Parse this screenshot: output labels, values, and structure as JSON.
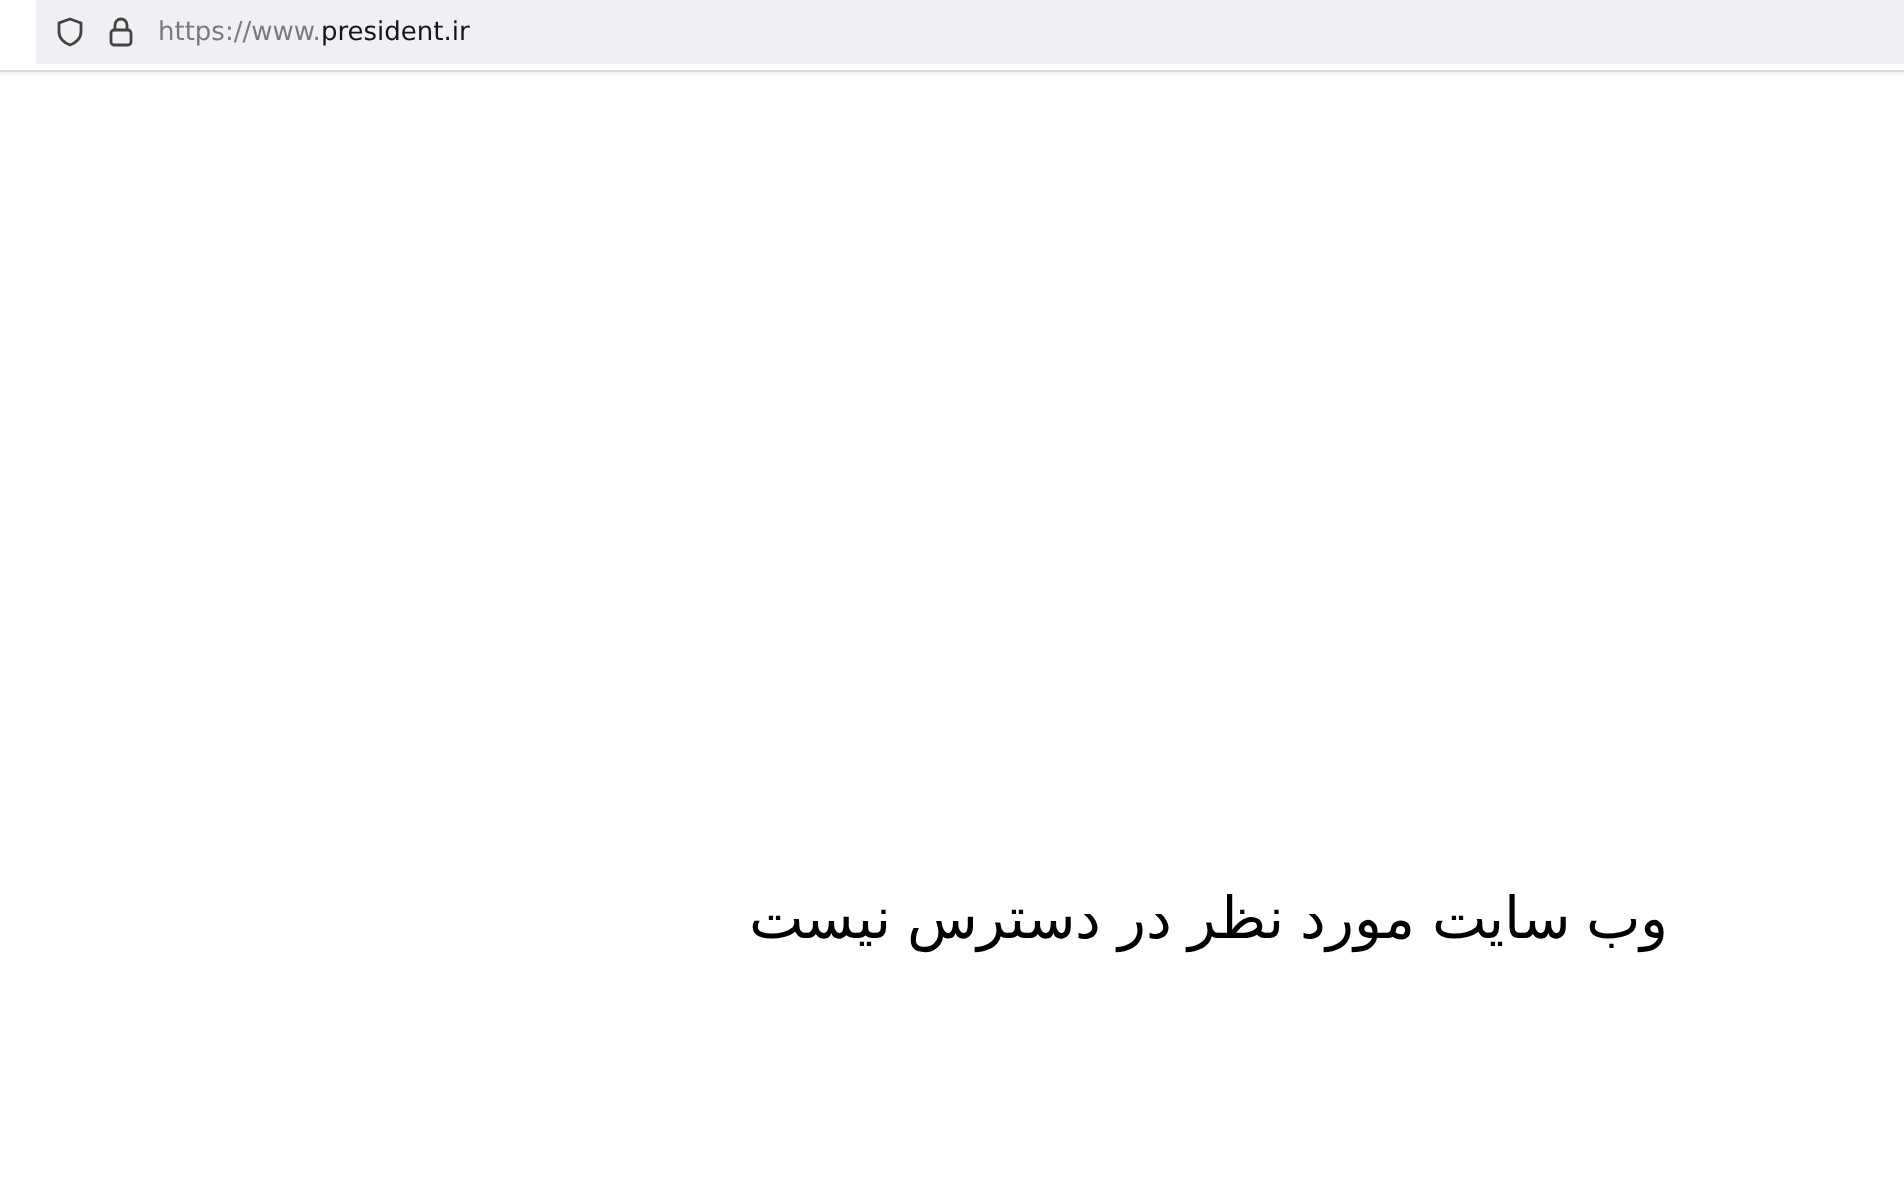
{
  "address_bar": {
    "url_prefix": "https://www.",
    "url_domain": "president.ir"
  },
  "message": "وب سایت مورد نظر در دسترس نیست"
}
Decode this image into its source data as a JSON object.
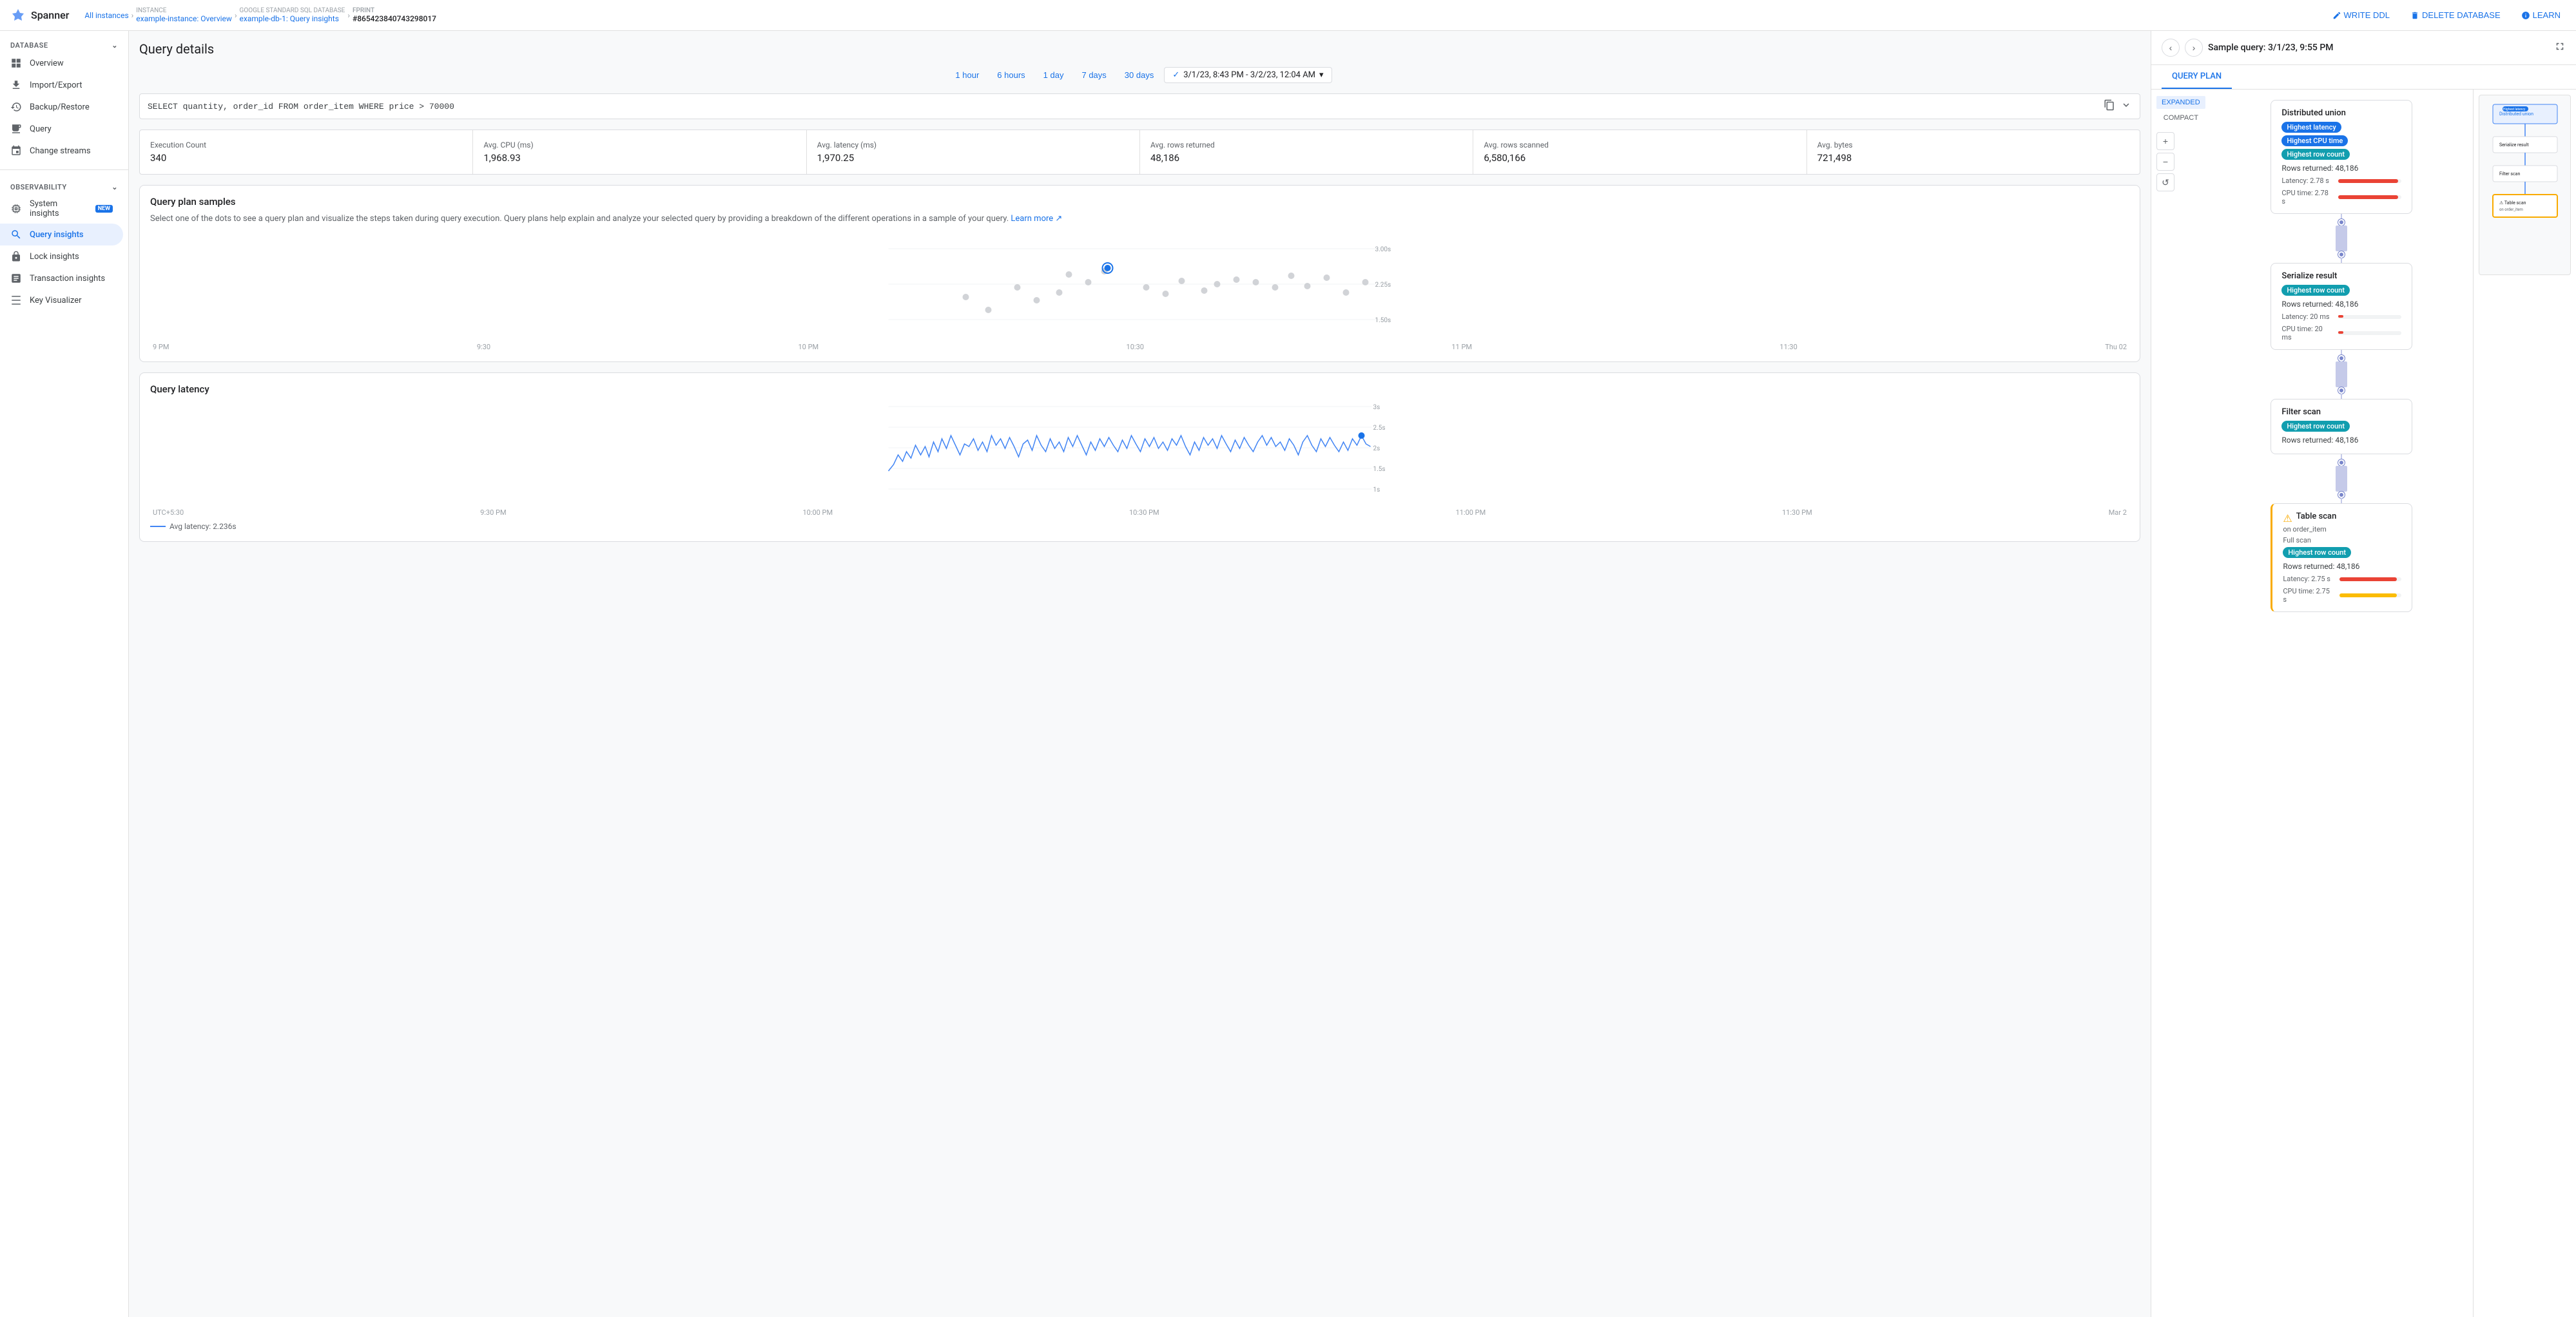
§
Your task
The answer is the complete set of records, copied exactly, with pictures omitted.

Solution for this task
Parse this screenshot: output labels, values, and structure as JSON.
{
  "address_bar": {
    "url_prefix": "https://www.",
    "url_domain": "president.ir"
  },
  "message": "وب سایت مورد نظر در دسترس نیست"
}
Decode this image into its source data as a JSON object.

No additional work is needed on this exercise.